I made the drive up successfully, at least for the part where you consider ``I left'' and ``I arrived without any injury and on the same day as my anticipated arrival.'' But what I had naively anticipated -- from simple consideration of the distances involved -- to be a roughly four-hour drive plus rest stops turned out to be closer to seven hours. Until this instance the longest day driving I've spent was only four hours and change, the central-New-Jersey-to-Troy-New-York distance, and even that I last drove four years and ten days ago. (I don't really keep such obsessive records of everything that happens in my life, but it's easy to remember when I finally moved out of the Capital District since that was also the day Fred Rogers passed away.) (No, I do not obsessively link every blasted event in my life to other events either.)
Driving took longer than it might have partly because I really didn't study my potential maps enough before setting out. If I had I'd have spotted that my father's detailed map information did omit street names at certain key turns. The reason he left those street names out, even though it frustrated me greatly, was that it all had the same route number, so I assume he figured that I wouldn't think going from a two-lane limited-access highway to a one-lane road through a small town was worthy of mention. So I spent a lot of time backtracking on that. Dad also helpfully included a few geographic clues like ``School Zone'' at one intersection. The trouble is that particular school zone still has the accompanying elevated traffic fines, but the school was shut down long ago and its site can only be located with difficulty by long-term residents like my aunt and uncle (see previous entry). So it would be a great geographic clue if I had been here fifteen years ago.

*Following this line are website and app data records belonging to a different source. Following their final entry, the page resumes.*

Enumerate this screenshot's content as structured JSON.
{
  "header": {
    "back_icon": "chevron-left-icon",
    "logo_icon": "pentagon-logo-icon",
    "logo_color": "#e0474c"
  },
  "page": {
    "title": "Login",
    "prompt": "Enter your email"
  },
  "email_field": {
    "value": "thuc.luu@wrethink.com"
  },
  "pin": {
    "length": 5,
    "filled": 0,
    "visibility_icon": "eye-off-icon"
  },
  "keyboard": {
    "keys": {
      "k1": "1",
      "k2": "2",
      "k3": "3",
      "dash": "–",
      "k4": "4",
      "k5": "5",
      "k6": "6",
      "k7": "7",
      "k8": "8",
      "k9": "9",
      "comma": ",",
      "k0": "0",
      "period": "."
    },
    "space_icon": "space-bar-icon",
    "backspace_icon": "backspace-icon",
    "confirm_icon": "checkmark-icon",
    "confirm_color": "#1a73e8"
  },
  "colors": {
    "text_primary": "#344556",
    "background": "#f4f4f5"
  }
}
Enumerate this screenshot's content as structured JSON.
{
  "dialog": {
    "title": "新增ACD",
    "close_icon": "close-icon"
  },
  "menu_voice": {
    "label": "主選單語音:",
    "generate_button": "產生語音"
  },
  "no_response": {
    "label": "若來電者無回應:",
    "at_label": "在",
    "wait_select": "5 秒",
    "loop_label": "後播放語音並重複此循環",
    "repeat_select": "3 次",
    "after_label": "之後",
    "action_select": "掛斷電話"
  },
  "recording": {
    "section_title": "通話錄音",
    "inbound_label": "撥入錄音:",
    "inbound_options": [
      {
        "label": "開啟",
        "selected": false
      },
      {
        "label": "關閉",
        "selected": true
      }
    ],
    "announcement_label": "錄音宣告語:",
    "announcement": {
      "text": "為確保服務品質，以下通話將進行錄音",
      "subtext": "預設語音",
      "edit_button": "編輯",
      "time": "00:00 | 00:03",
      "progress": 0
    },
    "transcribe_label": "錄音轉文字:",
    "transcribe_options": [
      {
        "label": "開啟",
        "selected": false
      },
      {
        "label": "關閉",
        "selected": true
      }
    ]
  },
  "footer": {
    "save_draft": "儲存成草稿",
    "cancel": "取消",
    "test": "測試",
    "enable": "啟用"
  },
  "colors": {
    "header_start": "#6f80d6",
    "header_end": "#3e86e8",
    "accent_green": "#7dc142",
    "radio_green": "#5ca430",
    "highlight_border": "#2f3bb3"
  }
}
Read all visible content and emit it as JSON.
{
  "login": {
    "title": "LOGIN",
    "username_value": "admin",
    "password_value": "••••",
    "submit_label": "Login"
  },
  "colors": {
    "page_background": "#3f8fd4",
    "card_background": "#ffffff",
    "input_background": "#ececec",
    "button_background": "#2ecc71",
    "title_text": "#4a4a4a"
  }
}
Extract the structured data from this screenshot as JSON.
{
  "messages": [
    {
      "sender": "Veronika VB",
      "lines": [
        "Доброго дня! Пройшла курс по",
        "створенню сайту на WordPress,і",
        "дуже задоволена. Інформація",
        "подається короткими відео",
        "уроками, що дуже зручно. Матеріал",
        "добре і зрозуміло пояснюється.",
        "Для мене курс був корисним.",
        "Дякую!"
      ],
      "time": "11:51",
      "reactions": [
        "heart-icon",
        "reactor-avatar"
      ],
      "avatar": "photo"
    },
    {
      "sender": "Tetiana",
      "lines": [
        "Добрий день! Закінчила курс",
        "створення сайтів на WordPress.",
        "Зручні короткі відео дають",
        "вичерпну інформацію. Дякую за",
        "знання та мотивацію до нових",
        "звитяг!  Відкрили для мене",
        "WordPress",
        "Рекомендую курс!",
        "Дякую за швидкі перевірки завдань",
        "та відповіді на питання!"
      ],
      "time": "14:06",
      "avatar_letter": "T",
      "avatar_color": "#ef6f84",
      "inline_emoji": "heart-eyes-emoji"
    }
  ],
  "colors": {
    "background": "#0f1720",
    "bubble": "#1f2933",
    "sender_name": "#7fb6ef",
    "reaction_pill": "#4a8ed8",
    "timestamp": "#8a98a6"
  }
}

Anyway, driving wasn't inconvenient, and since I used my dad's car I even took advantage of his CD player to listen to the full Stan Freberg Presents The United States Of America. I bought this about a month and a half ago, but have been foiled up till now in finding time when I could listen uninterrupted to it at a normal volume. As my aunt and uncle have their (college freshman) son up through the end of this week I may try introducing him to my before-my-time comic tastes and see if the younger generation respects Paul Frees the way it should.
Trivia: From 1883 to 1915 the legality of standard time was challenged at least 15 times before state Supreme Courts. It was always upheld as legal. Source: Keeping Watch: A History of American Time, Michael O'Malley.
Currently Reading: Roman Britain and Early England, 55 BC - AD 871, Peter Hunter Blair.